The latest batch of declassified files on the assassination of John F. Kennedy contains details on the methods of surveillance of the CIA in Mexico half a century ago and a report in which the FBI accuses the Reverend Martin Luther King of communism and committing “aberrations sexual. ”
According to several media reports today, the US National Archives This Friday they published 676 documents of the CIA and other official reports so far confidential, following the orders of President Donald Trump to progressively disseminate the still secret files on the death of Kennedy in 1963.
Among them is a document without any apparent connection to the president’s murder: a 23-page report in which the FBI analyzes the profile of Martin Luther King and which is dated March 12, 1968, three weeks before the murder of that famous leader of the civil rights movement in the US
There is no mention of Kennedy in the dossier on Luther King, and it is not clear why he is among the documents on the president or why it has taken almost half a century to come to light.
The last two pages accuse the Reverend Baptist of participating in “drunken sexual orgies” in which “unnatural acts” were practiced at least since 1964.
“During the following years and until now, King has continued committing these sexual aberrations in secret, while in public he presented himself as a moral leader of religious convictions,” the FBI states in his report.
The document also accuses King of having had an illegitimate daughter with the wife of a Californian dentist with whom he had “an illicit affair since 1962”, and having had extramarital affairs with three other women, among them the folk singer Joan Baez .
In addition, the FBI defines the Nobel Peace Prize as a “Marxist at heart” who secretly supported communism and surrounded himself with advisers who had ties to that party in the United States.
One of the subjects on which historians hoped to learn more about the disclosure of secret files about Kennedy was the visit to Mexico of the presumed assassin of the president, Lee Harvey Oswald, six weeks before the infamous event.

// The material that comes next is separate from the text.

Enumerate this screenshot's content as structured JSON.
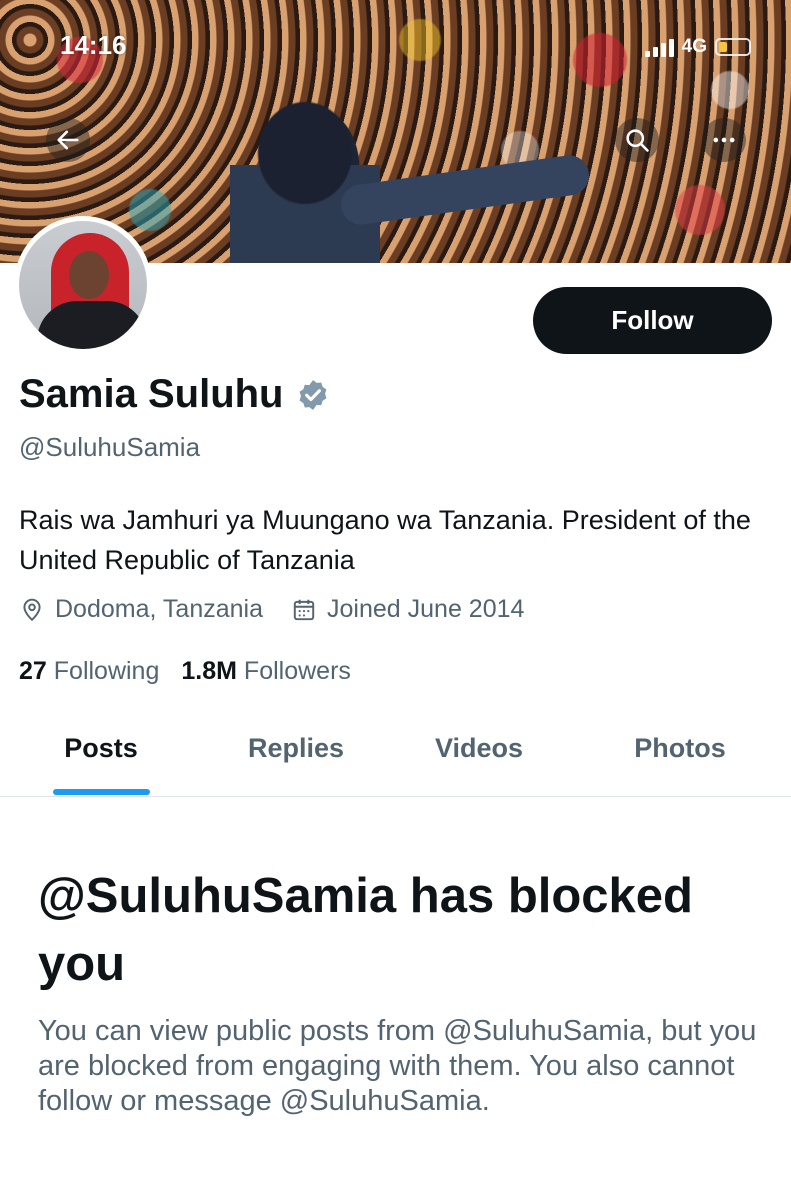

It was known that, during that visit, Oswald visited the embassies of Cuba and the Soviet Union in the Mexican capital and a new cable reveals the type of surveillance system that the CIA had installed in those diplomatic missions.
The American intelligence agency had, at least in the Soviet embassy, ”multiple lines of telephone pinched, three places from which to photograph, a mobile surveillance equipment and an operation to intercept the mail,” according to one document.
During his visit, Oswald tried unsuccessfully to obtain a visa to return to the Soviet Union through Cuba and spoke to the Soviet consul, Valeriy Kostikov, who according to the CIA was a KGB assassin.
The documents reflect the concern of the CIA and the FBI over the possibility that the Soviet Union or Cuba had orchestrated the assassination of Kennedy, something that the then Secretary of State for Inter-American Affairs, Thomas Mann, was convinced of.
A 1964 document indicates that Mann “still has ‘the intuition’ that (the then Cuban president, Fidel) Castro hired Oswald to kill Kennedy,” but that the Warren commission, charged with investigating the murder, had not “been able to get any proof of that. ”
Another CIA report in 1975 says that suspicions that Oswald might have some connection with that intelligence agency, which some conspiracy theorists accuse of orchestrating Kennedy’s assassination, are “totally unfounded.”